## What is expected
The response should be a precise copy of every entry.

## Data records for software interfaces
************

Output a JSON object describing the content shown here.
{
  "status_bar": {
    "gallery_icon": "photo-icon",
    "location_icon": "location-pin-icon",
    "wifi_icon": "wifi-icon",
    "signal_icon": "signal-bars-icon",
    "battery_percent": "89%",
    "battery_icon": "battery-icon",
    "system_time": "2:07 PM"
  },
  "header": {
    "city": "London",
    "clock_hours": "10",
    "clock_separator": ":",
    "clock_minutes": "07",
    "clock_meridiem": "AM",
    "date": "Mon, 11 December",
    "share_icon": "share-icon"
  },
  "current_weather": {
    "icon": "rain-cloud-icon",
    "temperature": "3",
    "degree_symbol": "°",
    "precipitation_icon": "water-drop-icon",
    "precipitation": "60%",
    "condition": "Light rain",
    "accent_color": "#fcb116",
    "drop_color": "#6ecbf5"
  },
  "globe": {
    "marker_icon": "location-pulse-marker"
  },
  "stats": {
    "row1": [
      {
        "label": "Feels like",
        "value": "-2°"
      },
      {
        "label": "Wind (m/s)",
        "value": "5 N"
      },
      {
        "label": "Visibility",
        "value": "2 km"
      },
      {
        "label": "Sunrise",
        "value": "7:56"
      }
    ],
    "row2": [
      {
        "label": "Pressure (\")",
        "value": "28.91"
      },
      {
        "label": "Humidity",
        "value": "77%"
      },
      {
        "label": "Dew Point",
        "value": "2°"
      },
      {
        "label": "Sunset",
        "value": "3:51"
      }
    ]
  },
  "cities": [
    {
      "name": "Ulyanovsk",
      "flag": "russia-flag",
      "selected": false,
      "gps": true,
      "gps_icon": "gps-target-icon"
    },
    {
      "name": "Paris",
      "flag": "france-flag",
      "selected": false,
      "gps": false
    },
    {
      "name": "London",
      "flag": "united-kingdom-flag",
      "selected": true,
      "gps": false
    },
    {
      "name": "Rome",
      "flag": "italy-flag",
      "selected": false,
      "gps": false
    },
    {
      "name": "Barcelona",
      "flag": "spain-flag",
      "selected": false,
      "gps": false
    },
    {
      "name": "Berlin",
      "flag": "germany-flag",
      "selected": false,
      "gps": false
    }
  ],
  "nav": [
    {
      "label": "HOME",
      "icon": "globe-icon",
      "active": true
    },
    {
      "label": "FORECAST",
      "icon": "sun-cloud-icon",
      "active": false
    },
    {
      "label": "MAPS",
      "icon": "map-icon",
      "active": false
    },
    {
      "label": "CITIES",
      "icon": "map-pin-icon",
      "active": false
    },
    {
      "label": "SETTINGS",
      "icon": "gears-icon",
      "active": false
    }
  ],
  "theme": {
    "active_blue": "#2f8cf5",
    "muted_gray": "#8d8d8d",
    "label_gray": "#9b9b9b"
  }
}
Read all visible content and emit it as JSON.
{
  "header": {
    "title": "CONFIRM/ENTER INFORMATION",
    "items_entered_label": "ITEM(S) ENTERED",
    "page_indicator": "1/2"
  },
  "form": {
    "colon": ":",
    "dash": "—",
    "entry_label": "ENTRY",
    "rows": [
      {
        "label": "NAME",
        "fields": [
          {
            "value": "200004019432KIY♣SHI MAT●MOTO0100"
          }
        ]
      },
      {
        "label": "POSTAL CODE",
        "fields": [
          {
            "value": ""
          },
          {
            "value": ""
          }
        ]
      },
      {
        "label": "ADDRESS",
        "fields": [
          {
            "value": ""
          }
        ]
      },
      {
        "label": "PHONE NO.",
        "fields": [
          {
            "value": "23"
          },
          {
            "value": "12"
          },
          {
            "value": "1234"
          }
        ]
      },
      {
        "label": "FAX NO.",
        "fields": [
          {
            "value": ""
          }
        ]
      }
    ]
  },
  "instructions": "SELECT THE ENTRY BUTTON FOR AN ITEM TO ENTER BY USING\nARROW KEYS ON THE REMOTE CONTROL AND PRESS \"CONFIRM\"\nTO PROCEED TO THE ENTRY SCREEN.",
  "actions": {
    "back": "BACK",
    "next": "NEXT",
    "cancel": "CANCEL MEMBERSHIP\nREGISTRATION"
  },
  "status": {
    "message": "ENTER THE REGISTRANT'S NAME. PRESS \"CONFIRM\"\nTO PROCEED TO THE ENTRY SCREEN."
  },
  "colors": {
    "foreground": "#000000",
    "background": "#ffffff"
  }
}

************

## Answer section
Output a JSON object describing the content shown here.
{
  "status_bar": {
    "gallery_icon": "photo-icon",
    "location_icon": "location-pin-icon",
    "wifi_icon": "wifi-icon",
    "signal_icon": "signal-bars-icon",
    "battery_percent": "89%",
    "battery_icon": "battery-icon",
    "system_time": "2:07 PM"
  },
  "header": {
    "city": "London",
    "clock_hours": "10",
    "clock_separator": ":",
    "clock_minutes": "07",
    "clock_meridiem": "AM",
    "date": "Mon, 11 December",
    "share_icon": "share-icon"
  },
  "current_weather": {
    "icon": "rain-cloud-icon",
    "temperature": "3",
    "degree_symbol": "°",
    "precipitation_icon": "water-drop-icon",
    "precipitation": "60%",
    "condition": "Light rain",
    "accent_color": "#fcb116",
    "drop_color": "#6ecbf5"
  },
  "globe": {
    "marker_icon": "location-pulse-marker"
  },
  "stats": {
    "row1": [
      {
        "label": "Feels like",
        "value": "-2°"
      },
      {
        "label": "Wind (m/s)",
        "value": "5 N"
      },
      {
        "label": "Visibility",
        "value": "2 km"
      },
      {
        "label": "Sunrise",
        "value": "7:56"
      }
    ],
    "row2": [
      {
        "label": "Pressure (\")",
        "value": "28.91"
      },
      {
        "label": "Humidity",
        "value": "77%"
      },
      {
        "label": "Dew Point",
        "value": "2°"
      },
      {
        "label": "Sunset",
        "value": "3:51"
      }
    ]
  },
  "cities": [
    {
      "name": "Ulyanovsk",
      "flag": "russia-flag",
      "selected": false,
      "gps": true,
      "gps_icon": "gps-target-icon"
    },
    {
      "name": "Paris",
      "flag": "france-flag",
      "selected": false,
      "gps": false
    },
    {
      "name": "London",
      "flag": "united-kingdom-flag",
      "selected": true,
      "gps": false
    },
    {
      "name": "Rome",
      "flag": "italy-flag",
      "selected": false,
      "gps": false
    },
    {
      "name": "Barcelona",
      "flag": "spain-flag",
      "selected": false,
      "gps": false
    },
    {
      "name": "Berlin",
      "flag": "germany-flag",
      "selected": false,
      "gps": false
    }
  ],
  "nav": [
    {
      "label": "HOME",
      "icon": "globe-icon",
      "active": true
    },
    {
      "label": "FORECAST",
      "icon": "sun-cloud-icon",
      "active": false
    },
    {
      "label": "MAPS",
      "icon": "map-icon",
      "active": false
    },
    {
      "label": "CITIES",
      "icon": "map-pin-icon",
      "active": false
    },
    {
      "label": "SETTINGS",
      "icon": "gears-icon",
      "active": false
    }
  ],
  "theme": {
    "active_blue": "#2f8cf5",
    "muted_gray": "#8d8d8d",
    "label_gray": "#9b9b9b"
  }
}
Read all visible content and emit it as JSON.
{
  "header": {
    "title": "CONFIRM/ENTER INFORMATION",
    "items_entered_label": "ITEM(S) ENTERED",
    "page_indicator": "1/2"
  },
  "form": {
    "colon": ":",
    "dash": "—",
    "entry_label": "ENTRY",
    "rows": [
      {
        "label": "NAME",
        "fields": [
          {
            "value": "200004019432KIY♣SHI MAT●MOTO0100"
          }
        ]
      },
      {
        "label": "POSTAL CODE",
        "fields": [
          {
            "value": ""
          },
          {
            "value": ""
          }
        ]
      },
      {
        "label": "ADDRESS",
        "fields": [
          {
            "value": ""
          }
        ]
      },
      {
        "label": "PHONE NO.",
        "fields": [
          {
            "value": "23"
          },
          {
            "value": "12"
          },
          {
            "value": "1234"
          }
        ]
      },
      {
        "label": "FAX NO.",
        "fields": [
          {
            "value": ""
          }
        ]
      }
    ]
  },
  "instructions": "SELECT THE ENTRY BUTTON FOR AN ITEM TO ENTER BY USING\nARROW KEYS ON THE REMOTE CONTROL AND PRESS \"CONFIRM\"\nTO PROCEED TO THE ENTRY SCREEN.",
  "actions": {
    "back": "BACK",
    "next": "NEXT",
    "cancel": "CANCEL MEMBERSHIP\nREGISTRATION"
  },
  "status": {
    "message": "ENTER THE REGISTRANT'S NAME. PRESS \"CONFIRM\"\nTO PROCEED TO THE ENTRY SCREEN."
  },
  "colors": {
    "foreground": "#000000",
    "background": "#ffffff"
  }
}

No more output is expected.